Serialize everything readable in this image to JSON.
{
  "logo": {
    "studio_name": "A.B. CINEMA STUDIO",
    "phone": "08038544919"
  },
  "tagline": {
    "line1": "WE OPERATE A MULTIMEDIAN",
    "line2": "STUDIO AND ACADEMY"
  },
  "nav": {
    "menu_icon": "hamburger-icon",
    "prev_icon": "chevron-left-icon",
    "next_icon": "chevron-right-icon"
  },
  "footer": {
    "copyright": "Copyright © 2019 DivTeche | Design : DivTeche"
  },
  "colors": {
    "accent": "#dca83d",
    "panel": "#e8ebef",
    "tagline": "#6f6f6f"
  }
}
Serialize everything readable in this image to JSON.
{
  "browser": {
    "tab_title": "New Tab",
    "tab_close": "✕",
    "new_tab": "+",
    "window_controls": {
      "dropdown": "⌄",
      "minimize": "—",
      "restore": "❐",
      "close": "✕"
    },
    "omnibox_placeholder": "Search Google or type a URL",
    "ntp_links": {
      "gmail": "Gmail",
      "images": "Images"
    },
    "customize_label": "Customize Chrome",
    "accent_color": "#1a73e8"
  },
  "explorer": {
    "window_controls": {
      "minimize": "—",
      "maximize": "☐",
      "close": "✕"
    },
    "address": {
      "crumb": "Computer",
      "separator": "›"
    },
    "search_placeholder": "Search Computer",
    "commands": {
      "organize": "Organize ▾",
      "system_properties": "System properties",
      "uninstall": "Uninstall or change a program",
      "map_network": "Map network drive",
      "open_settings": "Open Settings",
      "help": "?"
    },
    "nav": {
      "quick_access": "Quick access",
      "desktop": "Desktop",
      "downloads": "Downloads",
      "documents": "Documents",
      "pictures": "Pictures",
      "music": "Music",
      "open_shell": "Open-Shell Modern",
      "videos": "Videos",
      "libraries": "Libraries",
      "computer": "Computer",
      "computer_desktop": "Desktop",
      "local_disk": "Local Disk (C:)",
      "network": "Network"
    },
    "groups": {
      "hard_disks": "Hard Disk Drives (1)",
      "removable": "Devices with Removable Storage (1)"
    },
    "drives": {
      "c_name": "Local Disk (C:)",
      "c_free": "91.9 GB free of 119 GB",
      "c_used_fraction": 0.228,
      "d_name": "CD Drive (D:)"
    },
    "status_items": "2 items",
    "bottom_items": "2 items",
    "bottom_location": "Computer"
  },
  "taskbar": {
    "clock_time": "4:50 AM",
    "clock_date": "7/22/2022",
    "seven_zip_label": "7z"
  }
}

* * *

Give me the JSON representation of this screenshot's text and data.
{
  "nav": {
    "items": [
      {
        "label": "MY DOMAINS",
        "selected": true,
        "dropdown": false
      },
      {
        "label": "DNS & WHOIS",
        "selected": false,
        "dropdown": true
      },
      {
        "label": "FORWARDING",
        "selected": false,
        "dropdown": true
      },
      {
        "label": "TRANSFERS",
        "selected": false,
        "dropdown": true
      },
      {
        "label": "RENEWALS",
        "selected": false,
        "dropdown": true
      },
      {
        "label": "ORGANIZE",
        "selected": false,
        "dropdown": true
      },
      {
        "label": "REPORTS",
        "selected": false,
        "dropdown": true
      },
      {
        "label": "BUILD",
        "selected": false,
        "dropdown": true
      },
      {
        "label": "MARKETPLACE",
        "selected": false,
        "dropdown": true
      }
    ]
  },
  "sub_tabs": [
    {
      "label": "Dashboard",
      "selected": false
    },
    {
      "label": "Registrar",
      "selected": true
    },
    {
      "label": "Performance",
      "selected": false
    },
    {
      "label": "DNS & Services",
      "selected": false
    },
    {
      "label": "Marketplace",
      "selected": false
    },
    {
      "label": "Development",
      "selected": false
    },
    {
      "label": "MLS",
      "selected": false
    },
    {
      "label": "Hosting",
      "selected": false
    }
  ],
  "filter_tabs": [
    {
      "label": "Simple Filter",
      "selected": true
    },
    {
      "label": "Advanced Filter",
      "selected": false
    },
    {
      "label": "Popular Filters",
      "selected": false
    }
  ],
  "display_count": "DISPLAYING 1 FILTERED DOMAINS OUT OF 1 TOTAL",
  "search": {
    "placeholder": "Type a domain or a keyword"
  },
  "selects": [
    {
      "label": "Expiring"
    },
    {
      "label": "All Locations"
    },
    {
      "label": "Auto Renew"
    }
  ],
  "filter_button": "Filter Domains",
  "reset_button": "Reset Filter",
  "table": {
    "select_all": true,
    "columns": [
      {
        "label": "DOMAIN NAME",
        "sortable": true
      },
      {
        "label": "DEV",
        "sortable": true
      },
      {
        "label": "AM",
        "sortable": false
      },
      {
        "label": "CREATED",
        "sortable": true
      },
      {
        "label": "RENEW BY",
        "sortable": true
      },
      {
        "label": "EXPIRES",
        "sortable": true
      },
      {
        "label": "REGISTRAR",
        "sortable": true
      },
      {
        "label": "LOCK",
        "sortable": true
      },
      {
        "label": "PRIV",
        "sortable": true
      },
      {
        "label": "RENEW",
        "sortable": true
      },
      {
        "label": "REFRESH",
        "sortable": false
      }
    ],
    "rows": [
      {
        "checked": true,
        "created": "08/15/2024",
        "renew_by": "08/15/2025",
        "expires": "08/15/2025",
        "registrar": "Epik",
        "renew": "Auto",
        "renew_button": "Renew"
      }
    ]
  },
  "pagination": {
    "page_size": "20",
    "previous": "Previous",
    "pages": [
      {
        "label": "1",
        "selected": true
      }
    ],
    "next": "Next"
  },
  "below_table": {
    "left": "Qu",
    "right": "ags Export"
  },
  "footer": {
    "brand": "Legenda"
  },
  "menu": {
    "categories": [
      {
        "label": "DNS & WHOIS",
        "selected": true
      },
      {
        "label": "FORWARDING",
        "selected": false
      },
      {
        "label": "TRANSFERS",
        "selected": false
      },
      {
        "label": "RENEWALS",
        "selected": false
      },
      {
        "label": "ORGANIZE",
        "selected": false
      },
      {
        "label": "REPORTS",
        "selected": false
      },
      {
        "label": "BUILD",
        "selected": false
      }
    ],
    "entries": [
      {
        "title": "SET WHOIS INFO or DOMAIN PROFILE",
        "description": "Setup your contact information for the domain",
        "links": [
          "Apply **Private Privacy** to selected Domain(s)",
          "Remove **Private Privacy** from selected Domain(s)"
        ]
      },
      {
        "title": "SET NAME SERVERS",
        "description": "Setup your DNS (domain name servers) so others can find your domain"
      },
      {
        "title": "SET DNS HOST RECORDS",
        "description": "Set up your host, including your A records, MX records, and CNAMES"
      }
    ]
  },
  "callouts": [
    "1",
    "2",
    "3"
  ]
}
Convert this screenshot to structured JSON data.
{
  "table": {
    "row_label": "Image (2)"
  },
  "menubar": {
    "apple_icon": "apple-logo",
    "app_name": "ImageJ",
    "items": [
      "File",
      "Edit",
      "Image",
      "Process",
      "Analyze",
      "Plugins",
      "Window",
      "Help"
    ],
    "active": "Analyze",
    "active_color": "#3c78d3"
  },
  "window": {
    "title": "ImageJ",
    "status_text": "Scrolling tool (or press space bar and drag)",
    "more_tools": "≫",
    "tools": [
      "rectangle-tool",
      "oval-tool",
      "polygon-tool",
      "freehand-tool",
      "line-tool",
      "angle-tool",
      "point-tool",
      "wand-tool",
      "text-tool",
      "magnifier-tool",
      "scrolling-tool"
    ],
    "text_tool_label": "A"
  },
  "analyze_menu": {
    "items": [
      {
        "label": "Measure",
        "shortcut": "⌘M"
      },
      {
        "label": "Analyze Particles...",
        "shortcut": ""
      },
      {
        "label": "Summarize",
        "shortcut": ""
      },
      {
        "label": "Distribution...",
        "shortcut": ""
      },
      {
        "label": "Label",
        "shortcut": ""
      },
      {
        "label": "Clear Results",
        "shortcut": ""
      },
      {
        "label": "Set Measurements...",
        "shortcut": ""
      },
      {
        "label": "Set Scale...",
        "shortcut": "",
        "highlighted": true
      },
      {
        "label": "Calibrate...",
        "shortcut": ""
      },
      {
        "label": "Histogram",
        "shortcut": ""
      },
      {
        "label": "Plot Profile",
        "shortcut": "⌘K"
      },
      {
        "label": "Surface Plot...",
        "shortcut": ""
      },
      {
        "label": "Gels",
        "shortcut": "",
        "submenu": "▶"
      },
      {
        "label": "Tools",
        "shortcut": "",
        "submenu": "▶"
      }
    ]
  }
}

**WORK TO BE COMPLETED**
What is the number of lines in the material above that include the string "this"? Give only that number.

**EXERCISE SOLUTION**
4